College Will Extend Spring Break by One Week
By Benjamin Pontz, Editor-in-Chief
Gettysburg College will extend spring break for one week, through Sunday, March 22, President Bob Iuliano announced Tuesday.
“The additional week will provide us with the opportunity to understand more fully the evolution of the outbreak, including now that the first cases have been reported in Pennsylvania,” an email sent to the campus community shortly after 8:00 p.m. Tuesday said. “It will also enable us to be as best positioned as possible to resume classes, whether in person or online, as anticipated on March 23.”

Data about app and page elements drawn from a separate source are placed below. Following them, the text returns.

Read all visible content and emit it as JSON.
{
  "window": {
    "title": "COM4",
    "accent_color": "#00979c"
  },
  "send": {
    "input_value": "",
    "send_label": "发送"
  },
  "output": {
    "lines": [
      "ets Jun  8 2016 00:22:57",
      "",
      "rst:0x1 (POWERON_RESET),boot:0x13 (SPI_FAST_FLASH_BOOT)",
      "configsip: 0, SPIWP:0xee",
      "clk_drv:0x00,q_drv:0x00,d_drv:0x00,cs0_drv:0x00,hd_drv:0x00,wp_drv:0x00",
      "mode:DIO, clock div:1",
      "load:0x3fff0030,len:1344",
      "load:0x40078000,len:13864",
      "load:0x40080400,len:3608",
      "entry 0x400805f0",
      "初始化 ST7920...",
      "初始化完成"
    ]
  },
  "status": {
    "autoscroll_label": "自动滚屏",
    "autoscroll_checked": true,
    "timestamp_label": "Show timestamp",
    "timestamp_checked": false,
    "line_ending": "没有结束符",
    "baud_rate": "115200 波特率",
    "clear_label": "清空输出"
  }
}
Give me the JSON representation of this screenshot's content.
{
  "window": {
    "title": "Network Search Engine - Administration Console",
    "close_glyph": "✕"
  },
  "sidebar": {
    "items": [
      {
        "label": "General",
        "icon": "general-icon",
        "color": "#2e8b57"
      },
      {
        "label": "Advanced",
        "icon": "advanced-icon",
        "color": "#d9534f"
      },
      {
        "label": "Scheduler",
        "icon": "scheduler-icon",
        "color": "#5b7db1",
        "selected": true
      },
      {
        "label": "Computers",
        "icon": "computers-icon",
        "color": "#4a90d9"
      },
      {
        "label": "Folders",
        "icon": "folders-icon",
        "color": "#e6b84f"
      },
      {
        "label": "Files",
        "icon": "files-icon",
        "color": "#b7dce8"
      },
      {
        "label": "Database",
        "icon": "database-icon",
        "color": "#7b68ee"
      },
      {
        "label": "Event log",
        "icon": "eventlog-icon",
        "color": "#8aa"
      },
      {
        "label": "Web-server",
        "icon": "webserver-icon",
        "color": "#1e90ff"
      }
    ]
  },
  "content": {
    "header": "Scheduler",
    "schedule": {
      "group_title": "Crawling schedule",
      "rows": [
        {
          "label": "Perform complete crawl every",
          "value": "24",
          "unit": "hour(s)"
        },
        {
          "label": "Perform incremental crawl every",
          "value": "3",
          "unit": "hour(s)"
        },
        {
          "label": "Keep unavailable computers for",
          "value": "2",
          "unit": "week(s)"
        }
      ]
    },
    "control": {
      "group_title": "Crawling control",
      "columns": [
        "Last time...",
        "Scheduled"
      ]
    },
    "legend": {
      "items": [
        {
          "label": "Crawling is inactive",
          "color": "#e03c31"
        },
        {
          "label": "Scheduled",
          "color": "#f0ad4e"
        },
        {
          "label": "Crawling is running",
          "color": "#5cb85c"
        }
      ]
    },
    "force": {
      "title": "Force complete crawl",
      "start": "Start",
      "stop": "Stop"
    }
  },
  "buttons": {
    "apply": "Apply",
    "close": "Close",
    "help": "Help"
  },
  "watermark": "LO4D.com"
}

Iuliano added that “this decision raises a set of operational, financial, and logistical questions, about which we will have more to say shortly.”
Earlier today, Gettysburg rolled out a web page and a website on Moodle, the college’s learning management platform, to help faculty members plan for the possibility of delivering instruction online as colleges across the country have paused or canceled in-person classes and meetings for the remainder of the semester.
“At this time, no actions are being taken for an imminent transition to remote teaching at Gettysburg,” the web page states. “However, instructors have been advised to take appropriate steps to prepare, just in case the campus is asked to move in that direction.”View Fullscreen
Provost: Prepare Remote Instruction Options
Shortly after Iuliano’s email, Provost Chris Zappe and Vice President of Information Technology Rod Tosten followed up with an email college faculty and administrators encouraging them to make plans to help “maintain academic continuity.”
The email stated that the additional week will provide time to have faculty train and prepare for a remote-learning option. The pair emphasized that “the College has yet to decide if we need to move in this direction,” but he underlined resources that were launched earlier in the day Tuesday and said that faculty ought to prepare for how to teach classes if they are ill, if their students are ill, and/or if they cannot be on campus.
The email also promoted training opportunities later this week for various remote access tools such as Zoom video conferencing and Screencast-o-matic and pointed to resources available on a newly-created Moodle site titled “What do I do if I can’t have class?”
“Please keep in mind that if any of these scenarios become reality, these voluntary training options may become required,” they said.
What Other Institutions Have Done
While dozens of colleges nationwide have taken steps from extending spring break to canceling in-person classes and closing down campuses, only a few of Gettysburg’s geographically closest peer institutions have yet made any public announcements about moving courses online or confirmed cases.
Bucknell University, located in Lewisburg, PA, announced Tuesday that it would transition to remote education for the remainder of the semester.
Classes are cancelled Monday, March 16, through Wednesday, March 18, 2020, so that faculty and staff can plan for delivering remote educational activities. Classes will resume remotely on Thursday, March 19.
“Students are instructed to move out of on-campus housing by 6 p.m. Tuesday, March 17,” Bucknell’s announcement said. “Students who feel they must remain on campus may complete an online petition form sent to them.”
Dickinson College, located just up Route 15 in Carlisle, extended spring break through the end of next week and canceled events with more than 25 people.
Muhlenberg College, located in Allentown, announced Tuesday evening that it would hold classes online from March 18 through April 13 and would close campus except to students with extenuating circumstances.
According to the Pennsylvania Department of Health, Pennsylvania has 12 confirmed cases as of 4:15 p.m. Tuesday.
Hey Gettysburgians: Tell us how this news is affecting you and what questions you have for the college (anonymously if you’d like) in this web form.
This article will be updated.
Update (9:45 p.m.): The Provost and Vice President of Information Technology directed faculty to begin considering remote instruction options. Muhlenberg College’s decision will move its classes beginning next week.
Managing Editor Gauri Mangala and Assistant News Editor Katie Oglesby contributed to this report.